They were clean people - cleaner than most settlers of that time - but the smell of bear grease was offensive to the Europeans. Their villages were established and open, with about half a dozen long houses (in a village, sometimes clustered and sometimes scattered, where several families lived together in each house. Later, in the Eighteenth Century, individual families lived in small houses of logs chinked with earth and moss. They migrated to hunting lands in the Fall, but returned in the Spring to plant small fields that adjoined their villages. When these fields became exhausted, and firewood scarce, they moved on to new sites.

Legends taught them that the world was once only water until a great turtle arose from the sea. The first tree that took root after the waters fell from his back became man, while the second became woman. A great god or supreme force, Manito, loved them, and made the world, the sun, moon, stars, plants, animals, and all living things. He had twelve gods of lesser importance who assisted him - Elder Brother, a mighty force who dwelt on the mountain (thunder); Snow Boy who controlled snow and Ice; and others. Religious ceremonies, particularly at harvest time, were vital.

One major Indian settlement, Minguannan, was located nearby at London Tract Church in London Britain Township. A camp site or small village was situated east of Toughkenamon on the hill overlooking the great valley that crossed the upper third of our Township. An Indian burial ground is said to exist near Sharp Road, but it has never been excavated. The number of arrow points and other artifacts that have been uncovered by local farmers as they cultivated their fields through the years would seem to indicate much activity of the Lenni-Lenape throughout the countryside - perhaps at hunting camps in the great forests of our land. Indian trails crossed and recrossed the area, and were the first "roads" used by early settlers.

The hill above Toughkenamon Valley was believed to have been the site of a conflict between Indians encamped there and a trespassing group. One legend says the intruders were driven away with firebrands, thus the origin of the name Toughkenamon, which means "fire-brand hill." Another claims the great hill was one from which signals were made to other encampments; while a third version states that the name "Dochcanamon" was written by a surveyor on a large rock, and that it was the name of the Indian tribe encamped there.

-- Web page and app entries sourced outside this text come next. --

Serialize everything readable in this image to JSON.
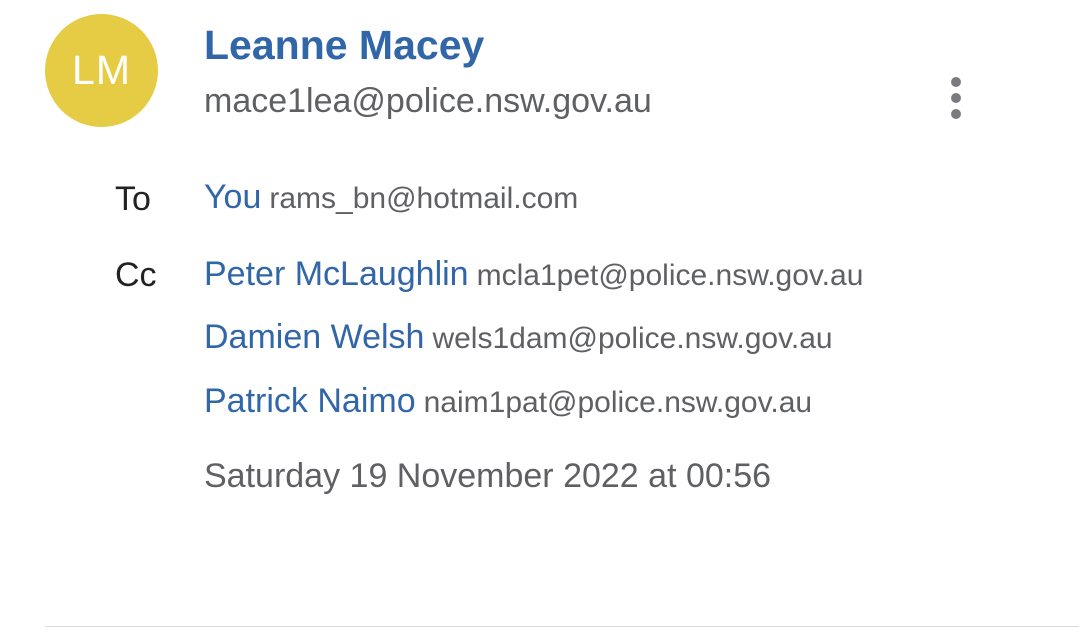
{
  "sender": {
    "initials": "LM",
    "name": "Leanne Macey",
    "email": "mace1lea@police.nsw.gov.au",
    "avatar_color": "#e6cc44"
  },
  "menu": {
    "icon": "more-vert-icon"
  },
  "to": {
    "label": "To",
    "recipients": [
      {
        "name": "You",
        "email": "rams_bn@hotmail.com"
      }
    ]
  },
  "cc": {
    "label": "Cc",
    "recipients": [
      {
        "name": "Peter McLaughlin",
        "email": "mcla1pet@police.nsw.gov.au"
      },
      {
        "name": "Damien Welsh",
        "email": "wels1dam@police.nsw.gov.au"
      },
      {
        "name": "Patrick Naimo",
        "email": "naim1pat@police.nsw.gov.au"
      }
    ]
  },
  "date": "Saturday 19 November 2022 at 00:56",
  "colors": {
    "link": "#3166a8",
    "secondary_text": "#5f6063"
  }
}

The name "Quaekels" was given to people that Indians loved and respected, and not applied exclusively to members of the Society of Friends, although their relationship was very good. Many Indians are believed buried at New Garden Meeting cemetery. Early settlers who lived side-by-side with the Lenni-Lenape no doubt learned the ways of their new homeland with Indian assistance and knowledge. They had to build fire-breaks around their properties, however, for campfires of the red man were often left unattended, and forest, field and home were threatened.